“(I was inspired by) seeing the sick and also seeing the good shepherd in the bishop who went to the hospital to visit the sick on Christmas Day,” Deacon Nguyen recalls. “On Christmas Day you can say Mass in the cathedral; you can spend that afternoon with your family. But instead he went to the hospital to visit the sick. I think I heard the call to become a good shepherd like him.”

After doing well in the seminary entrance exam, Deacon Nguyen was invited to study in the United States in 2010. He immersed himself in the English language at Divine Word College in Iowa before earning a master’s degree in philosophy and religion at Illinois’ Mundelein Seminary.

“My experience of visiting people in the hospitals reminded me of the very first moment when I was seriously thinking about the priesthood – in the hospital for the lepers,” said Deacon Nguyen, who hopes to invite more young people into church ministry at his first priestly assignment at St. Ann.

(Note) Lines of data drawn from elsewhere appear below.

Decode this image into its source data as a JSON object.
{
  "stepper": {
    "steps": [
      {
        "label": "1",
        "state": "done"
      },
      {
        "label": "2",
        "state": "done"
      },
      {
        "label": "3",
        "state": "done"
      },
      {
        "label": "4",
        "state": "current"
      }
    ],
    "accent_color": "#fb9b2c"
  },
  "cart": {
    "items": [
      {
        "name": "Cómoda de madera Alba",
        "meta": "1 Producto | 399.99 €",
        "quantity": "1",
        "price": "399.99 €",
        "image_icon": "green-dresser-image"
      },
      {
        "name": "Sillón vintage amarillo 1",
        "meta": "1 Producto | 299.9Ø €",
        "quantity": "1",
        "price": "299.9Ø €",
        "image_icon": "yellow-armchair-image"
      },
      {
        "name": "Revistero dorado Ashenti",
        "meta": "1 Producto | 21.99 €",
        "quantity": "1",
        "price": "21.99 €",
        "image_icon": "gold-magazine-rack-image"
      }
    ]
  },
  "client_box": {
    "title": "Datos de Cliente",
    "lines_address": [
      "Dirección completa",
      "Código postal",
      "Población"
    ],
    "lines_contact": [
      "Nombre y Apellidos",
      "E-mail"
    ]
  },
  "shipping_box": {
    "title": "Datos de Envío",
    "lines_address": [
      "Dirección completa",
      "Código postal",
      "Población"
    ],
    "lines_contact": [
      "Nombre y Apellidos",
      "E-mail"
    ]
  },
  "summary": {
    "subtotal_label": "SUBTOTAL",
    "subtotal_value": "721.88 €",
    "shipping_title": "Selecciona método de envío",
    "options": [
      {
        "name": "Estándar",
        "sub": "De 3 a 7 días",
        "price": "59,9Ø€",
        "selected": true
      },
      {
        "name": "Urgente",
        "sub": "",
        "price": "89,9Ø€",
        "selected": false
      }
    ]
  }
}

After one year as a transitional deacon, Deacon Cletus Orji says his vocation to the priesthood has come into even clearer focus as he has strived to incorporate the four pillars of seminary formation: human, pastoral, intellectual and spiritual.

“I had the opportunity to preach every two weeks at weekend Masses and every day for weekday Masses,” Deacon Orji said. “That gave me the opportunity to make practical what I had learned. In the beginning, I was trying to be a little strict in going with what we were taught in the seminary. But as time went on, I adapted to the reality of the situation and tried to make the homily about the people in front of me.”

Deacon Orji has close ties to his family of eight siblings. He was nourished in the Catholic faith by his devoutly religious parents, who recited the rosary daily. That practice eventually led to an attraction after high school graduation to consider entering the seminary.

Deacon Orji had hoped that his mother and one of his brothers could come to New Orleans for the June 2 ordination, but they could not obtain a visa to enter the U.S. He hopes to visit his family after his ordination if he can get the proper travel documents himself.

“That is where we meet God,” he said. “Pope Francis said in one of his letters that God is reaching out to us and we encounter that in confession. I myself have experienced God’s mercy in so many ways. I understand the joy that comes from forgiveness, because I myself have been forgiven and God continues to forgive me. I am looking forward to being an instrument of God’s forgiveness to his people.”